Standard Model

taken from http://www.sciam.com/1999/1299issue/1299weinberg.html The Standard Model is a quantum field theory. Its basic ingredients are fields, including the electric and magnetic fields of 19thcentury electrodynamics. Little ripples in these fields carry energy and momentum from place to place, and quantum mechanics tells us that these ripples come in bundles, or quanta, that are recognized in the laboratory as elementary particles. For instance, the quantum of the electromagnetic field is a particle known as the photon. The Standard Model includes a field for each type of elementary particle that has been observed in highenergy physics laboratories [see the 'Standard Model' illustration below]. There are the lepton fields: their quanta include the familiar electrons, which make up the outer parts of ordinary atoms, similar heavier particles known as muons and tauons, and related electrically neutral particles known as neutrinos. There are fields for quarks of various types, some of which are bound together in the protons and neutrons that make up the nuclei of ordinary atoms. Forces between these particles are produced by the exchange of photons

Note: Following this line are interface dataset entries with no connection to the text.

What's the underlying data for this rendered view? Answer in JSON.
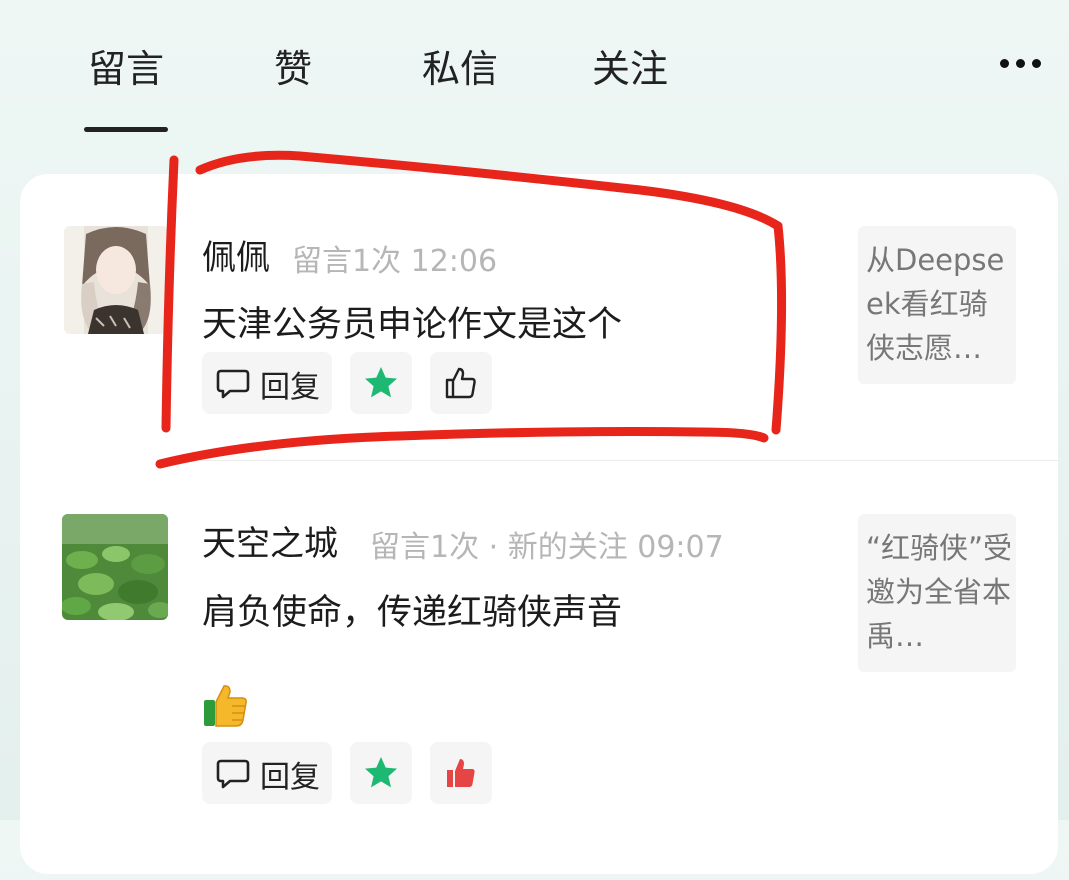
{
  "tabs": [
    {
      "label": "留言",
      "active": true
    },
    {
      "label": "赞",
      "active": false
    },
    {
      "label": "私信",
      "active": false
    },
    {
      "label": "关注",
      "active": false
    }
  ],
  "more_icon": "more-dots-icon",
  "items": [
    {
      "name": "佩佩",
      "meta": "留言1次  12:06",
      "message": "天津公务员申论作文是这个",
      "reply_label": "回复",
      "preview": "从Deepseek看红骑侠志愿…",
      "liked": false,
      "highlighted": true
    },
    {
      "name": "天空之城",
      "meta": "留言1次 · 新的关注 09:07",
      "message": "肩负使命，传递红骑侠声音",
      "emoji": "thumbs-up-emoji",
      "reply_label": "回复",
      "preview": "“红骑侠”受邀为全省本禹…",
      "liked": true,
      "highlighted": false
    }
  ],
  "colors": {
    "star": "#1db871",
    "like_active": "#e64545",
    "annotation": "#e8251a"
  }
}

and similar elementary particles: the W+,
W and Z0 transmit the weak force, and eight species of gluon
produce the strong forces. These particles exhibit a wide variety of masses that follow no recognizable pattern, with the electron 350,000 times lighter than the heaviest quark, and neutrinos even lighter. The Standard Model has no mechanism that would account for any of these masses, unless we supplement it by adding additional fields, of a type known as scalar fields. The word "scalar" means that these fields do not carry a sense of direction, unlike the electric and magnetic fields and the other fields of the Standard Model. This opens up the possibility that these scalar fields can pervade all space without contradicting one of the best established principles of physics, that space looks the same in all directions. (In contrast, if, for example, there were a significant magnetic field everywhere in space, then we could identify a preferred direction by using an ordinary compass.) The interaction of the other fields of the Standard Model with the allpervasive scalar fields is believed to give the particles of the Standard Model their masses. 
General Relativity